ticles, forming of themselves a In reply, it was repeated that considerable trade, the duty bad the letter of Lord Aberdeen been taken off altogether. could not be considered in the To these observations, the genlight of an agreement, at least in eral topics and remarks contained the nature of convention or trea- in my letter to Lord Palmerston ty: that this Government had were opposed by me, and urged uniformly insisted upon legisla- in a manner most likely, in my tive regulation for this trade in- judgment, to produce effect. In stead of convention ; the former addition to these, I suggested admitting more readily of occa- other views more appropriate to the form of the present discus- The act of Parliament impossion. I stated that all the consid- ing a less rate of duty on Amererations by which it was now at- ican cotton, when imported tempted to sustain the proposed through the British colonies, than measure, might have been urged, when imported directly from the with more propriety, before the United States, and Mr Barbour's letter of Lord Aberdeen; and correspondence with Lord Aberthat if they were then insufficient deen upon that subject, (of which to prevent the agreement on the I have heretofore informed you) part of Great Britain to restore were referred to, and were supthe direct trade, they could not posed to justify the principle of be sufficient now to authorize its the present measure; as, in that violation.
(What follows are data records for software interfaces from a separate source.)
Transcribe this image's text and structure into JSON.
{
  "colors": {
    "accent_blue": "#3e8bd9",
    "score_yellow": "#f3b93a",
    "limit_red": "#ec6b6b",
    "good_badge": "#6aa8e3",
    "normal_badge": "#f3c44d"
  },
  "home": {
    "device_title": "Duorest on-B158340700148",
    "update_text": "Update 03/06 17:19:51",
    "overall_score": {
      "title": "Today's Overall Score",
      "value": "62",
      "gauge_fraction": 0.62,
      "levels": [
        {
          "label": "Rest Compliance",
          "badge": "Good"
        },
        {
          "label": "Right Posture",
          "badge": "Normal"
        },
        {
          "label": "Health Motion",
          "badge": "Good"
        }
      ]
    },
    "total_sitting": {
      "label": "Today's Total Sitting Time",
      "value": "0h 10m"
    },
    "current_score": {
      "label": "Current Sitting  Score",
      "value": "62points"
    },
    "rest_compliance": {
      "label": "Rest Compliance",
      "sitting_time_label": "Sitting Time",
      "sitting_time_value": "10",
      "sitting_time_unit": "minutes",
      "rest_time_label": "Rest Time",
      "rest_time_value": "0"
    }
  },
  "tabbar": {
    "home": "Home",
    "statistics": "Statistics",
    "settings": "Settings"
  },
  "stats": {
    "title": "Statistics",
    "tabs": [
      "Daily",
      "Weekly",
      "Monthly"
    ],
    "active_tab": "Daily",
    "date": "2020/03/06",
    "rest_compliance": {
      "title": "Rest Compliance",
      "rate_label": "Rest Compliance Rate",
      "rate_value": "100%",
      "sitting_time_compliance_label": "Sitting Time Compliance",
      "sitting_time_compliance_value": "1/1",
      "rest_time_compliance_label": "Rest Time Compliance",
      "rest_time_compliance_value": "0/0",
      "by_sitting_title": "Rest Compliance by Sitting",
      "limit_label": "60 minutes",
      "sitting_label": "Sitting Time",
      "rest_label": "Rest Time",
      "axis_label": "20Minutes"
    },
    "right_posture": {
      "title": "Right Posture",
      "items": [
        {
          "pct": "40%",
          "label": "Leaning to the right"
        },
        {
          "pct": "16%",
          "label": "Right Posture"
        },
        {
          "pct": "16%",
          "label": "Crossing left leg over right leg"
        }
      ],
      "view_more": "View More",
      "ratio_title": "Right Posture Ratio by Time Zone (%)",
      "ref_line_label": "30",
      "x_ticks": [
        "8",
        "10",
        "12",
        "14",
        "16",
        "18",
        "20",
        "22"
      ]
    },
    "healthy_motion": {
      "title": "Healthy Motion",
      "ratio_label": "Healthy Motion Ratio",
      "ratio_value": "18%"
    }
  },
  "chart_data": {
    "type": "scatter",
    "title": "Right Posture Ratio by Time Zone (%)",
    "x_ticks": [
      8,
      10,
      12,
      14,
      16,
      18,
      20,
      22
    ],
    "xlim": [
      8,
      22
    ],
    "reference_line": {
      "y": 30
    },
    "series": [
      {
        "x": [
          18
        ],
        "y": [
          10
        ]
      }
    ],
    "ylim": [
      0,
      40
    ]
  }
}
The letter of Lord case, the principle was reconcilaAberdeen, I observed, must be ble with our commercial convenreceived as meaning something tion, or, at least, was acquiesced beneficial; and the assent to re- in by the late administration of new the intercourse, could inean our Government. only that intercourse which had Independently, however, of the been interdicted, namely, the di- material fact, that the colonial rect trade, as regulated by the act trade, both direct and indirect, of 1825. That the letter of was expressly excluded from the Lord Aberdeen was not an agree- convention, the discrimination as ment merely, but an agreeinent to cotton, and the basis on which to restore the direct trade, was it was attempted to be justified, proved by the fact of the issuing afforded no apology for the presthe order in council of the 5th of ent measure; but on the contrary, November last, actually restoring demonstrated its impropriety. the trade according to the act If that case could not be disof 1825.
tinguished from the present, it Consequent upon these posi- would itself be a violation of ertions, I asked, even admitting the isting treaties, and ought for that mere power of Parliament to re
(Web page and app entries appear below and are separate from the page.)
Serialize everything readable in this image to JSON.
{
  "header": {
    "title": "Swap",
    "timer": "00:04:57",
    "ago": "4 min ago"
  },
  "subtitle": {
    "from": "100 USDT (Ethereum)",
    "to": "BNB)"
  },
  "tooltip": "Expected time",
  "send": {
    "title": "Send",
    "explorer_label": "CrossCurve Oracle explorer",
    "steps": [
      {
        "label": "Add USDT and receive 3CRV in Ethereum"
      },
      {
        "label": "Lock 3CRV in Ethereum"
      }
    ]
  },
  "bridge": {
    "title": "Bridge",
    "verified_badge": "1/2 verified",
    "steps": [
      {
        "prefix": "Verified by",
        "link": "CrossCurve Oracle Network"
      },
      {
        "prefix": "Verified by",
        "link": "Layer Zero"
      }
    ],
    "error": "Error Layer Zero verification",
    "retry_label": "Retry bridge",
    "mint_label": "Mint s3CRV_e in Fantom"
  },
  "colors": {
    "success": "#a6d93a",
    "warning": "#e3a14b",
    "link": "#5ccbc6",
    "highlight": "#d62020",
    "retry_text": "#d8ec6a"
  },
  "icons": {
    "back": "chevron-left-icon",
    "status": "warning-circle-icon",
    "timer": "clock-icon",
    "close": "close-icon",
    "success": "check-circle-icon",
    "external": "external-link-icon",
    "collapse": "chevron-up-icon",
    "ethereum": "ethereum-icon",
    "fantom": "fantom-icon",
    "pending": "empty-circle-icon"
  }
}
reason, to inculcate greater caupeal the law of 1825, whether tion, if not more liberality, in Great Britain could, consistently future. The discrimination in the with good faith, arbitrarily rescind, cotton duty was justified, however, within a month, or a year, the upon the ground that it did not order in council of the 5th No- propose to give any preference to vember last, and re-enact that of ihe indirect trade, but merely 10 1826 ? This question could not adopt the difference to the addibe answered in the affirmative; tional cost of the circuitous route, and it was frankly admitted that and the landing and re-lading of such a course would be improper. the cargo in a colonial port, and I, therefore, agreed that it would thus placing both trades upon an be equally a breach of faith, and equality, a violation of that agreement, to That, giving the utmost latiaccomplish the same end by covert tude to the reservation in Lord and indirect means.
Aberdeen's letter, and the most